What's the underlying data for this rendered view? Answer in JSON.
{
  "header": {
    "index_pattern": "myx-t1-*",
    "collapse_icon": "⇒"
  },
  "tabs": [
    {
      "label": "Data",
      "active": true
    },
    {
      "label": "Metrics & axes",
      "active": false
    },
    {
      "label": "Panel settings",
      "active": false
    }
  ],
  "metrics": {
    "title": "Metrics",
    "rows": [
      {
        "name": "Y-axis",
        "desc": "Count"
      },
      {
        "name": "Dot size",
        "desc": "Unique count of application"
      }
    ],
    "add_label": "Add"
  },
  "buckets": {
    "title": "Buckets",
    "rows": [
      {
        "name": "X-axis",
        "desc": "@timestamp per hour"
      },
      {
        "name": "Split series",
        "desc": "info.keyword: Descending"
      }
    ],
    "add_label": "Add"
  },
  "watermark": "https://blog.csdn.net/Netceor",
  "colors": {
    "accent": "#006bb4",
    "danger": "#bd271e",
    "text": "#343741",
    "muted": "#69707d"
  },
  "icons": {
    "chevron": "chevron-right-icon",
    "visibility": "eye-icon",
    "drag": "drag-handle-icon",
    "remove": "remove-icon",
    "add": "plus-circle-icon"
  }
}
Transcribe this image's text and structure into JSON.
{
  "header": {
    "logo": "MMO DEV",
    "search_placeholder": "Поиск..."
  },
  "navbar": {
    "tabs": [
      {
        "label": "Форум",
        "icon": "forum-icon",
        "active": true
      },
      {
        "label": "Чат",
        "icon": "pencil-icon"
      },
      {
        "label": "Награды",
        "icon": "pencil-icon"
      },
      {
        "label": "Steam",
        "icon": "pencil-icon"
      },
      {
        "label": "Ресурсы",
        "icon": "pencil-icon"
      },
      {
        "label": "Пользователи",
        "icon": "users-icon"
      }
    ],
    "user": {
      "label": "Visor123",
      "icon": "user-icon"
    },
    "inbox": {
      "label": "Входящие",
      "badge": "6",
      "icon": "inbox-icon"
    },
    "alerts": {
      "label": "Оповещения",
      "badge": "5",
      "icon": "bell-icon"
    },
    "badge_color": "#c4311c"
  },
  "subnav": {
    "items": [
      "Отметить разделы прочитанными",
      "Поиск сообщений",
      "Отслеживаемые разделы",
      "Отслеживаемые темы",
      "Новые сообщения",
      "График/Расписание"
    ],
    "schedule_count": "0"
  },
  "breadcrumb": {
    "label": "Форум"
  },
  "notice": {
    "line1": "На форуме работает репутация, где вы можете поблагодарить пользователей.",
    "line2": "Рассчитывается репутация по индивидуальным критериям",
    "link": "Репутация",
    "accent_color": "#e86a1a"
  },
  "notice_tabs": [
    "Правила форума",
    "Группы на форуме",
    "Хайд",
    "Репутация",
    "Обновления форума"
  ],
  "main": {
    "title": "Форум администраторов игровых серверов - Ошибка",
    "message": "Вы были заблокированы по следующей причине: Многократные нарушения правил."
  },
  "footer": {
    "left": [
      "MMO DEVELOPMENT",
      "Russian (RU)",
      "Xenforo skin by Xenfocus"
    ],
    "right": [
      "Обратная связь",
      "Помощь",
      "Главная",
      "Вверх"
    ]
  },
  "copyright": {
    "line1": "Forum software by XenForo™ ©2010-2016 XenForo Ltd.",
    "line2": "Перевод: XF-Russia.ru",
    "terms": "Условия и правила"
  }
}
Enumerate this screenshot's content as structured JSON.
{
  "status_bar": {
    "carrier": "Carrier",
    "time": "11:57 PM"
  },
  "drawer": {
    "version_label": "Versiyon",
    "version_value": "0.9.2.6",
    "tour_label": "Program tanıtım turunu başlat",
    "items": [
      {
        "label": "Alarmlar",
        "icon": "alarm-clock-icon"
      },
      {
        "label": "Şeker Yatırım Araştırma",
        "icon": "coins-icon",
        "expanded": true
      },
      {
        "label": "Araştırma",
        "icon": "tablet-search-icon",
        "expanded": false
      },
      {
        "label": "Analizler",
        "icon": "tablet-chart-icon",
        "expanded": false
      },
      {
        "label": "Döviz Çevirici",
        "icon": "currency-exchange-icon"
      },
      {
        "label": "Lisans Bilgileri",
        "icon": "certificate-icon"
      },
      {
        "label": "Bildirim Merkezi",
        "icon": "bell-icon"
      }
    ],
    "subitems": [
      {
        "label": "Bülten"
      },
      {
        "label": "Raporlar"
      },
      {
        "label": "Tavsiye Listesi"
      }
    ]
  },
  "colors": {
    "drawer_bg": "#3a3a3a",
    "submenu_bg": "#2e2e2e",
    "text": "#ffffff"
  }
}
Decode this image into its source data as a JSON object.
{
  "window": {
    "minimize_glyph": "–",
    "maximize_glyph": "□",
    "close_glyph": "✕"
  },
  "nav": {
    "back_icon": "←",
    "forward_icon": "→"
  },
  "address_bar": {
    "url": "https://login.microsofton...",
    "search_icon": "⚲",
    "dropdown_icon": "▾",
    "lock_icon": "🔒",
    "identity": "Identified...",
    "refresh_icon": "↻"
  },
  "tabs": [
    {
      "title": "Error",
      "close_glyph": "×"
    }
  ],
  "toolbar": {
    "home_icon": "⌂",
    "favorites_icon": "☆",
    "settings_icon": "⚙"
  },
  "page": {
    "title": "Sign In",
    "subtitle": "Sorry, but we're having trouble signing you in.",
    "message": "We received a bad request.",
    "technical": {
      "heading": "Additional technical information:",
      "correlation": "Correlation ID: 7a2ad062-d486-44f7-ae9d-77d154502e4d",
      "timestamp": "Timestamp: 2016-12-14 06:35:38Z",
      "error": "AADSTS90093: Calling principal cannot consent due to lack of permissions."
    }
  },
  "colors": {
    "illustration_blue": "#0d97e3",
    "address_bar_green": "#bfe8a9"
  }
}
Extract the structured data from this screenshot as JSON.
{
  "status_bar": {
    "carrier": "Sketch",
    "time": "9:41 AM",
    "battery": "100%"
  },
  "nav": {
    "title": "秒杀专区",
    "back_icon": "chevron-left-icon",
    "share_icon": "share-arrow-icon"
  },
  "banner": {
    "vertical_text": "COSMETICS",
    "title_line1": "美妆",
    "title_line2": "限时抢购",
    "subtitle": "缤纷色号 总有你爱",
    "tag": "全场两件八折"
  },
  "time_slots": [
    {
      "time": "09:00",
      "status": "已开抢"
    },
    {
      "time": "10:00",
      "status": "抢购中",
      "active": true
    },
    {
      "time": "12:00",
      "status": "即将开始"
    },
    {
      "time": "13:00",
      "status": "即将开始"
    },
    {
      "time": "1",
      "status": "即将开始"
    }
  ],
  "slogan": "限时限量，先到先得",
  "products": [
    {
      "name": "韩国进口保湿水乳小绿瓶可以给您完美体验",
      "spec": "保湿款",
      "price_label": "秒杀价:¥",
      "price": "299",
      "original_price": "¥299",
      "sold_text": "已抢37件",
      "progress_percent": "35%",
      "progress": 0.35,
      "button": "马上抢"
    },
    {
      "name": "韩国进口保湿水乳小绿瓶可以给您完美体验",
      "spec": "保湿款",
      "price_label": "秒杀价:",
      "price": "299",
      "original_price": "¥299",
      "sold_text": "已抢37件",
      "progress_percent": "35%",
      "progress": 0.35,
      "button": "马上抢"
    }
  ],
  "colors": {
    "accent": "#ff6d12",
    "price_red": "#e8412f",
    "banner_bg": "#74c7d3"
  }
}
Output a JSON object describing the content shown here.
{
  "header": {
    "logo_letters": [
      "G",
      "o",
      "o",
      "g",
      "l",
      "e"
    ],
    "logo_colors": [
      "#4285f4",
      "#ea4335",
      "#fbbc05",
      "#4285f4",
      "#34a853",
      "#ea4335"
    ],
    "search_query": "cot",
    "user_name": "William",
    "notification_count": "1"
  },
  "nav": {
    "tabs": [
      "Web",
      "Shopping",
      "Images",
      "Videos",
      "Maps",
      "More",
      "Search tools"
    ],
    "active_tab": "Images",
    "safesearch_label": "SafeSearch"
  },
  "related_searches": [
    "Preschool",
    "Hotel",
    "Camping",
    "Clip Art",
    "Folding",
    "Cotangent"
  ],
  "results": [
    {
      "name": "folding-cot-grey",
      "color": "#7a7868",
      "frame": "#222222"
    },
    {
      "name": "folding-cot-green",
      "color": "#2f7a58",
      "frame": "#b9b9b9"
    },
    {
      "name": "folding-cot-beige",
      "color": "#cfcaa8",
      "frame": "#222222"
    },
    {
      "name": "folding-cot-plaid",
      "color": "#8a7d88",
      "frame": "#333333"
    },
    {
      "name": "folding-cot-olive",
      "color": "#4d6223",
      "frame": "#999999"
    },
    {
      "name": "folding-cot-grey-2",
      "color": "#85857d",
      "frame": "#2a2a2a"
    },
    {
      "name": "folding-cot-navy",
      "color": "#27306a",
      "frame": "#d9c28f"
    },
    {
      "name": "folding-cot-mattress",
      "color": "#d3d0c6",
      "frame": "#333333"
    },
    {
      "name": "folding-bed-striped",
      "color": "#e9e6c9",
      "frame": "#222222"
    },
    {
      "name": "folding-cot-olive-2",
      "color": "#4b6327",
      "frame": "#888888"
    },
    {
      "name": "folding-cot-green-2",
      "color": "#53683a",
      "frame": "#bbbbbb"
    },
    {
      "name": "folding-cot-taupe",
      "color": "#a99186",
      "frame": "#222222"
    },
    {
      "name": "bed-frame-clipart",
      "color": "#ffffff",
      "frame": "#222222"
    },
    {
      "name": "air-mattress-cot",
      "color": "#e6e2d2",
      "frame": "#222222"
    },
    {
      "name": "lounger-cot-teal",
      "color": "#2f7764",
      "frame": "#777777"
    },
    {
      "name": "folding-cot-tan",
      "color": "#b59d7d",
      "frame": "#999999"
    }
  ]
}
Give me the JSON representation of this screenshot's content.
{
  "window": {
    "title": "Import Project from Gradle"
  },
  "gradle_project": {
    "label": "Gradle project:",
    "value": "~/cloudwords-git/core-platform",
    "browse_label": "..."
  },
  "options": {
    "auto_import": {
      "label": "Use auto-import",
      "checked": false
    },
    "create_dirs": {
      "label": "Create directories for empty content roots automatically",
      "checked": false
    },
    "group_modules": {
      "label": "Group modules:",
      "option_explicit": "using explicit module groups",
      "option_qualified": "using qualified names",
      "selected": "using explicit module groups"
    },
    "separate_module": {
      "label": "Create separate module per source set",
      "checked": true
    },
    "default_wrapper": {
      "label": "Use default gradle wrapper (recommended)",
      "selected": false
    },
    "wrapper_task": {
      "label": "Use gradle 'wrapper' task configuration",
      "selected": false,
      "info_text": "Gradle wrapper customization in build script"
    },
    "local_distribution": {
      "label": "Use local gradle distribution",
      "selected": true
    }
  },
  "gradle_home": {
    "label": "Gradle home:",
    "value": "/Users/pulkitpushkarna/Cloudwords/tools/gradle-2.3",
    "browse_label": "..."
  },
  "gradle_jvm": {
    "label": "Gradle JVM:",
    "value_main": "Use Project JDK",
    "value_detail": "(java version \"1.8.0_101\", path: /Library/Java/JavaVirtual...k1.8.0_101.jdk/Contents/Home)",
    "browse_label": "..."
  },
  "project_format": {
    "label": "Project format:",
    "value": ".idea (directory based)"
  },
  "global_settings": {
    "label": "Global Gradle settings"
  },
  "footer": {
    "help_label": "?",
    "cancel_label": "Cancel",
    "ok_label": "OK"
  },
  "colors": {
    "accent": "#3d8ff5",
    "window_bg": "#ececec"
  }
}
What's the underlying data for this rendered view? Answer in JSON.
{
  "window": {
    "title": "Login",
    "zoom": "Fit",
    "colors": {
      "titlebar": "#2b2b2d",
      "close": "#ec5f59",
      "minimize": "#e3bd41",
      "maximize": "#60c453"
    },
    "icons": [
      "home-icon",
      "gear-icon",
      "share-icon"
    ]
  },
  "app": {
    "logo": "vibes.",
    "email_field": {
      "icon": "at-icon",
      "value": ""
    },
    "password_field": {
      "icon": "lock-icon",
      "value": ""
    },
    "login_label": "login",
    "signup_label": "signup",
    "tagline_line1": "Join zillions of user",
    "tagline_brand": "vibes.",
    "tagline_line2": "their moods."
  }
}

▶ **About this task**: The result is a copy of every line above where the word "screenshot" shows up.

▶ **Result of this exercise**:
Enumerate this screenshot's content as structured JSON.
Extract the structured data from this screenshot as JSON.
Give me the JSON representation of this screenshot's content.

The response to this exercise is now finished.